The top American general stated on Friday that the United States and its allies must expedite the shipment of weaponry to Taiwan in the upcoming years to aid the island in self-defense.
The main source of armaments for Taiwan is the United States. Beijing has frequently sought an end to U.S. arms sales to Taiwan, perceiving them as unjustified backing for the island’s democratically run government.
“The speed at which we, the United States, or other countries assist Taiwan in improving (their) defensive capabilities, I think that probably needs to be accelerated in the years to come,” U.S. Army General Mark Milley, chairman of the Joint Chiefs of Staff, told reporters during a visit to Tokyo.
Milley said Taiwan needed weapons like air defence systems and those that could target ships from land.
“I think it’s important that Taiwan’s military and their defensive capabilities be improved,” he said.
Taiwan has since last year complained of delays to U.S. weapon deliveries, such as Stinger anti-aircraft missiles, as manufacturers turned supplies to Ukraine as it battles invading Russian forces.
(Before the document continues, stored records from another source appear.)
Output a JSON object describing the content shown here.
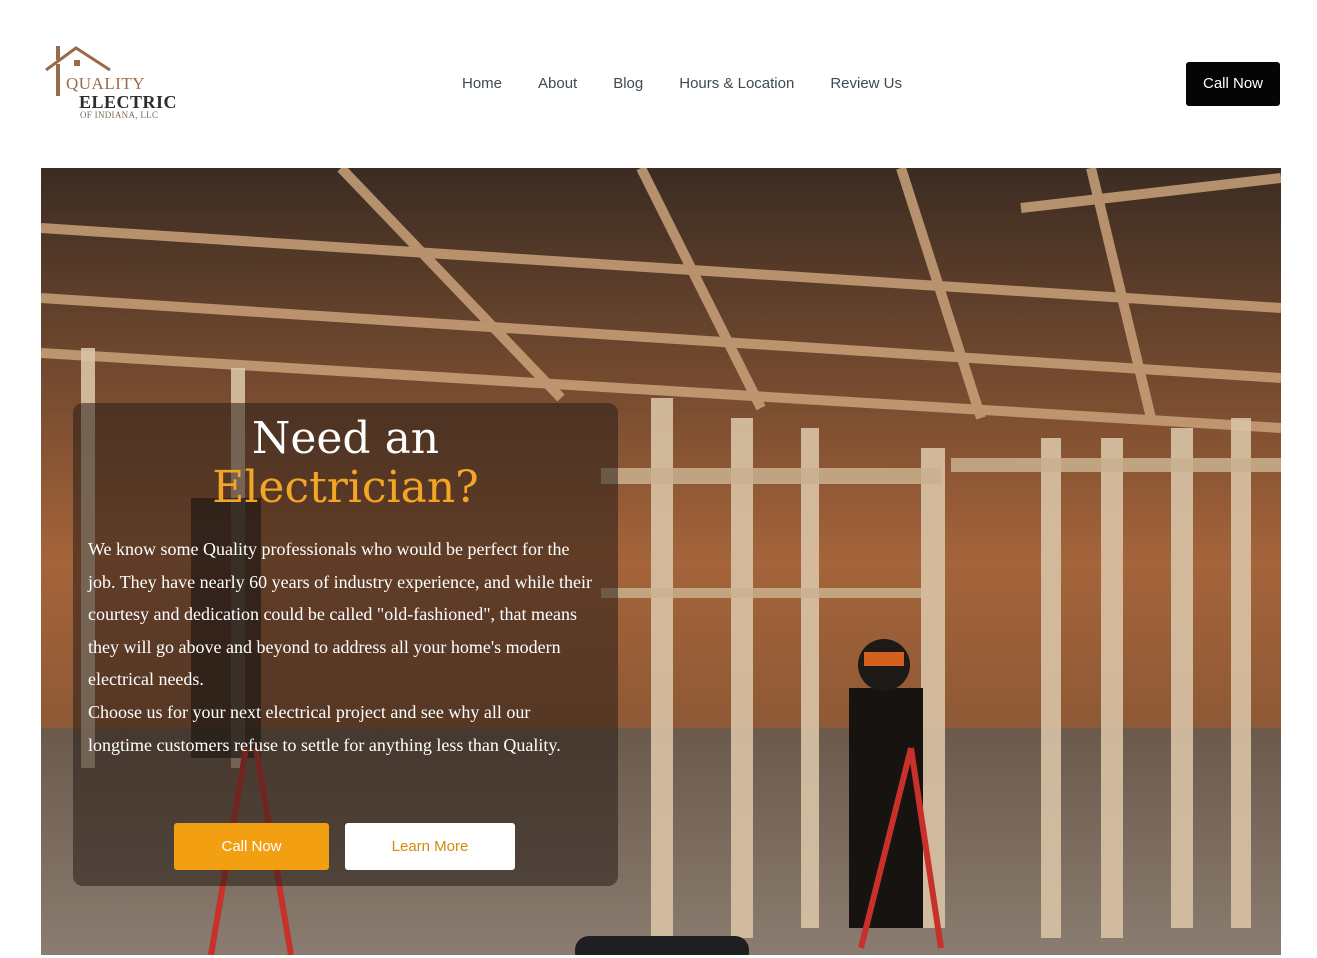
{
  "brand": {
    "line1": "QUALITY",
    "line2": "ELECTRIC",
    "line3": "OF INDIANA, LLC"
  },
  "nav": {
    "items": [
      "Home",
      "About",
      "Blog",
      "Hours & Location",
      "Review Us"
    ]
  },
  "header": {
    "call_label": "Call Now"
  },
  "hero": {
    "heading_line1": "Need an",
    "heading_line2": "Electrician?",
    "paragraph1": "We know some Quality professionals who would be perfect for the job. They have nearly 60 years of industry experience, and while their courtesy and dedication could be called \"old-fashioned\", that means they will go above and beyond to address all your home's modern electrical needs.",
    "paragraph2": "Choose us for your next electrical project and see why all our longtime customers refuse to settle for anything less than Quality.",
    "call_label": "Call Now",
    "learn_label": "Learn More"
  },
  "colors": {
    "accent": "#f29f12",
    "heading_accent": "#f3a625",
    "top_button_bg": "#050505",
    "nav_text": "#3f4a52"
  }
}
The issue has concerned some U.S. lawmakers.
Taiwan has said that its defence spending this year will focus on preparing weapons and equipment for a “total blockade” by China, including parts for F-16 fighters and replenishing weapons.
China staged war games around the island in August, firing missiles over Taipei and declaring no-fly and no-sail zones in a simulation of how it would seek to cut Taiwan off in a war.
In recent days, China’s military has been practicing joint force operations at sea ahead of Taiwan’s annual war games at the end of the month when it will simulate breaking a Chinese blockade.
Milley said that relations between the United States and China were at a “very low point” and recent diplomatic meetings, including between U.S. Secretary of State Antony Blinken and top Chinese diplomat Wang Yi, were important to reduce the chances of escalation.
Milley said the United States was looking at whether it needed to change where some U.S. forces were based within the Asia Pacific.
The majority of U.S. forces in the region are in northeast Asia, including 28,500 in South Korea and 56,000 troops in Japan.
“We are seriously looking at potential alternative basing options,” Milley said.